◆ **The records**
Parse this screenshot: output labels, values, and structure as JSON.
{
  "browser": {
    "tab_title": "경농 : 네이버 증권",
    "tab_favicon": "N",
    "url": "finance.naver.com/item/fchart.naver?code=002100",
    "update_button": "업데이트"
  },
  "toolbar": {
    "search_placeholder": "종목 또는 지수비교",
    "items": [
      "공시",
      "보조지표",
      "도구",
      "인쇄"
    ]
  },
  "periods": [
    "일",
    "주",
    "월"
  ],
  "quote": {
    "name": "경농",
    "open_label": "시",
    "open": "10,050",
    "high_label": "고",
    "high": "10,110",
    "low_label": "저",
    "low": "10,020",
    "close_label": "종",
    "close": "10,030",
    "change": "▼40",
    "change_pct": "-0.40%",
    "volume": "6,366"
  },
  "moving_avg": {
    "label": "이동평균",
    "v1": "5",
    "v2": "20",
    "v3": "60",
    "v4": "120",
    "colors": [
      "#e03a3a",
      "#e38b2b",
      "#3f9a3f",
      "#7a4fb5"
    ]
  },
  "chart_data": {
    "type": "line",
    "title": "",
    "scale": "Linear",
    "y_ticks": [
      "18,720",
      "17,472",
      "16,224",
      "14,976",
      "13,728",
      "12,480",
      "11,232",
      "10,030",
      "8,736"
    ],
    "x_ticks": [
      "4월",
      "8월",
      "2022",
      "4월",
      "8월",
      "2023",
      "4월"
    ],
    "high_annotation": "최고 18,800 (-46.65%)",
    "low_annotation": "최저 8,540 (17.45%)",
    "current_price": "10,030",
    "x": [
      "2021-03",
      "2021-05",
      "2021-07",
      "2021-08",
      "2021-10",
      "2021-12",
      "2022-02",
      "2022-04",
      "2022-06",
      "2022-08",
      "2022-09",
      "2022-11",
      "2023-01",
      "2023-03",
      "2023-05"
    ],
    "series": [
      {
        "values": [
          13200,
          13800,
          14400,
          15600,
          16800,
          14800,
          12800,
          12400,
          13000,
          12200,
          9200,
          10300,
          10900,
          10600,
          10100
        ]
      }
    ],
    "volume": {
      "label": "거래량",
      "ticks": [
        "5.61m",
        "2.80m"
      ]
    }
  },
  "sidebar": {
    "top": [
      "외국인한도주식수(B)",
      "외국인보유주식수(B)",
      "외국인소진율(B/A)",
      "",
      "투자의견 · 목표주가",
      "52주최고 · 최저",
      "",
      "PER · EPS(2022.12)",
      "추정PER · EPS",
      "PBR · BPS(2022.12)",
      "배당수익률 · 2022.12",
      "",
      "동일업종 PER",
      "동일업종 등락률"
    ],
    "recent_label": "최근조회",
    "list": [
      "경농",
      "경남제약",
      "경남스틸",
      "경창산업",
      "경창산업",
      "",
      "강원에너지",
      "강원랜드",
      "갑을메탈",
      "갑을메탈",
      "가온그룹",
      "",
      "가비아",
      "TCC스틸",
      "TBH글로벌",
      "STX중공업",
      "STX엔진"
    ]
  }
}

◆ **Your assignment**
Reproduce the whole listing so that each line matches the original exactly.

◆ **Written answer**
Parse this screenshot: output labels, values, and structure as JSON.
{
  "browser": {
    "tab_title": "경농 : 네이버 증권",
    "tab_favicon": "N",
    "url": "finance.naver.com/item/fchart.naver?code=002100",
    "update_button": "업데이트"
  },
  "toolbar": {
    "search_placeholder": "종목 또는 지수비교",
    "items": [
      "공시",
      "보조지표",
      "도구",
      "인쇄"
    ]
  },
  "periods": [
    "일",
    "주",
    "월"
  ],
  "quote": {
    "name": "경농",
    "open_label": "시",
    "open": "10,050",
    "high_label": "고",
    "high": "10,110",
    "low_label": "저",
    "low": "10,020",
    "close_label": "종",
    "close": "10,030",
    "change": "▼40",
    "change_pct": "-0.40%",
    "volume": "6,366"
  },
  "moving_avg": {
    "label": "이동평균",
    "v1": "5",
    "v2": "20",
    "v3": "60",
    "v4": "120",
    "colors": [
      "#e03a3a",
      "#e38b2b",
      "#3f9a3f",
      "#7a4fb5"
    ]
  },
  "chart_data": {
    "type": "line",
    "title": "",
    "scale": "Linear",
    "y_ticks": [
      "18,720",
      "17,472",
      "16,224",
      "14,976",
      "13,728",
      "12,480",
      "11,232",
      "10,030",
      "8,736"
    ],
    "x_ticks": [
      "4월",
      "8월",
      "2022",
      "4월",
      "8월",
      "2023",
      "4월"
    ],
    "high_annotation": "최고 18,800 (-46.65%)",
    "low_annotation": "최저 8,540 (17.45%)",
    "current_price": "10,030",
    "x": [
      "2021-03",
      "2021-05",
      "2021-07",
      "2021-08",
      "2021-10",
      "2021-12",
      "2022-02",
      "2022-04",
      "2022-06",
      "2022-08",
      "2022-09",
      "2022-11",
      "2023-01",
      "2023-03",
      "2023-05"
    ],
    "series": [
      {
        "values": [
          13200,
          13800,
          14400,
          15600,
          16800,
          14800,
          12800,
          12400,
          13000,
          12200,
          9200,
          10300,
          10900,
          10600,
          10100
        ]
      }
    ],
    "volume": {
      "label": "거래량",
      "ticks": [
        "5.61m",
        "2.80m"
      ]
    }
  },
  "sidebar": {
    "top": [
      "외국인한도주식수(B)",
      "외국인보유주식수(B)",
      "외국인소진율(B/A)",
      "",
      "투자의견 · 목표주가",
      "52주최고 · 최저",
      "",
      "PER · EPS(2022.12)",
      "추정PER · EPS",
      "PBR · BPS(2022.12)",
      "배당수익률 · 2022.12",
      "",
      "동일업종 PER",
      "동일업종 등락률"
    ],
    "recent_label": "최근조회",
    "list": [
      "경농",
      "경남제약",
      "경남스틸",
      "경창산업",
      "경창산업",
      "",
      "강원에너지",
      "강원랜드",
      "갑을메탈",
      "갑을메탈",
      "가온그룹",
      "",
      "가비아",
      "TCC스틸",
      "TBH글로벌",
      "STX중공업",
      "STX엔진"
    ]
  }
}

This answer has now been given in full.